Task directions: Check every line of the data below for the word "views". Copy the ones that have it.

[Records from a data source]
- - - - -
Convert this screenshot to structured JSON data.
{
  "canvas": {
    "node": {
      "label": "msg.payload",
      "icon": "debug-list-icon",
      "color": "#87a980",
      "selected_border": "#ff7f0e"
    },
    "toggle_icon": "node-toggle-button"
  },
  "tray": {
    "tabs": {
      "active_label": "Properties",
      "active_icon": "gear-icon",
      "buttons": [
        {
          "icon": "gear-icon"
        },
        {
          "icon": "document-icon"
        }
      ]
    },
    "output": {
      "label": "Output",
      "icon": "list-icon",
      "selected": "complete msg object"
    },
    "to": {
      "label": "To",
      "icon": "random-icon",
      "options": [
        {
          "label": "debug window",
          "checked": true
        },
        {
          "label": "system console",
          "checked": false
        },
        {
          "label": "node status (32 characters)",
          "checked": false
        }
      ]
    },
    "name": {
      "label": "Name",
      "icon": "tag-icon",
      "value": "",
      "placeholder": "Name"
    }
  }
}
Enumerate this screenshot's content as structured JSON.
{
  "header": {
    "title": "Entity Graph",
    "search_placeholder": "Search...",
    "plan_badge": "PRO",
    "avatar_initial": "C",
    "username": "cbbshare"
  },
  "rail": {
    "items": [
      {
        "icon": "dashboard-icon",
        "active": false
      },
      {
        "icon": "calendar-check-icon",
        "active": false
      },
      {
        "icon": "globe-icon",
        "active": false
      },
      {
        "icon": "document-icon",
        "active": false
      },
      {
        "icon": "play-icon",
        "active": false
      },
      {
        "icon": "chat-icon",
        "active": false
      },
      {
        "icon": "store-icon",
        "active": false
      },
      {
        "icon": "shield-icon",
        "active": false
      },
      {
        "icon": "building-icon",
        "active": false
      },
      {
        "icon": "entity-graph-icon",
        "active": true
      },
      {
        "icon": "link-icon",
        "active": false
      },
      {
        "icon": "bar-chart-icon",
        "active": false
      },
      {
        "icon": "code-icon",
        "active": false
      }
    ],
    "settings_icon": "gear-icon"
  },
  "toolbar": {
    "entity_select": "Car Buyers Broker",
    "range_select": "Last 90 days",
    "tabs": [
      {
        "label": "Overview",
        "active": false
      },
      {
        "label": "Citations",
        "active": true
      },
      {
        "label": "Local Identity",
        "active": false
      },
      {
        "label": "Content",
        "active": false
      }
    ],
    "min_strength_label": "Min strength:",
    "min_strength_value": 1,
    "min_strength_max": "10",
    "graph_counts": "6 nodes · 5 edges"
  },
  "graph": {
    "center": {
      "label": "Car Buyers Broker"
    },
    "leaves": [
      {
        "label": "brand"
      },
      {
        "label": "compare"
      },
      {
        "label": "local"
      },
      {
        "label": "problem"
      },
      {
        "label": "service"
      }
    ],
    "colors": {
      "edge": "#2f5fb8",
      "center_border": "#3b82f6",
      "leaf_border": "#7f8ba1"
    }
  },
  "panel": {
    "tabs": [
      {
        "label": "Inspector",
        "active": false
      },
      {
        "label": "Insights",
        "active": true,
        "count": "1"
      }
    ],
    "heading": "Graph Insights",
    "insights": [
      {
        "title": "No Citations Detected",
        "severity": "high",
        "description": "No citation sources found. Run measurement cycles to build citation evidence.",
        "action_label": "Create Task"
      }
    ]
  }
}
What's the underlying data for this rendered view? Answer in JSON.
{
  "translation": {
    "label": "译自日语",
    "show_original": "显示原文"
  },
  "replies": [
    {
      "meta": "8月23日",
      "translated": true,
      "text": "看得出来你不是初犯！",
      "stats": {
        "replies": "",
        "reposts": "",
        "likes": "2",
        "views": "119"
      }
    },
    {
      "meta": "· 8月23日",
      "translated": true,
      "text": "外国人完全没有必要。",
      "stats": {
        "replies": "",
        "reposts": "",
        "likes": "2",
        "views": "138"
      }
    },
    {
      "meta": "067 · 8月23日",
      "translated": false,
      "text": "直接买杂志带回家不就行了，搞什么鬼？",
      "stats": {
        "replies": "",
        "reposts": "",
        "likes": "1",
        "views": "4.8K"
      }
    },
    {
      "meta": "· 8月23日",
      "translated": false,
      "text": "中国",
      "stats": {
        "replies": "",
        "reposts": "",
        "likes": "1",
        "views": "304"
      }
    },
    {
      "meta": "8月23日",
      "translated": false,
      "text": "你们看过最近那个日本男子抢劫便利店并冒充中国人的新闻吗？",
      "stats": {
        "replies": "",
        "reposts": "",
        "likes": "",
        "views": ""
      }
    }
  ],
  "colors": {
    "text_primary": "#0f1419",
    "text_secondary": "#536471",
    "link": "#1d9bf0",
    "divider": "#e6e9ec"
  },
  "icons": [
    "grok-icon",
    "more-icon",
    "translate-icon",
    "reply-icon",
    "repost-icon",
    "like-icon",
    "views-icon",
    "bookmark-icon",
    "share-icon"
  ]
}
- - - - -
Your solution:
        "views": "119"
        "views": "138"
        "views": "4.8K"
        "views": "304"
        "views": ""
    "views-icon",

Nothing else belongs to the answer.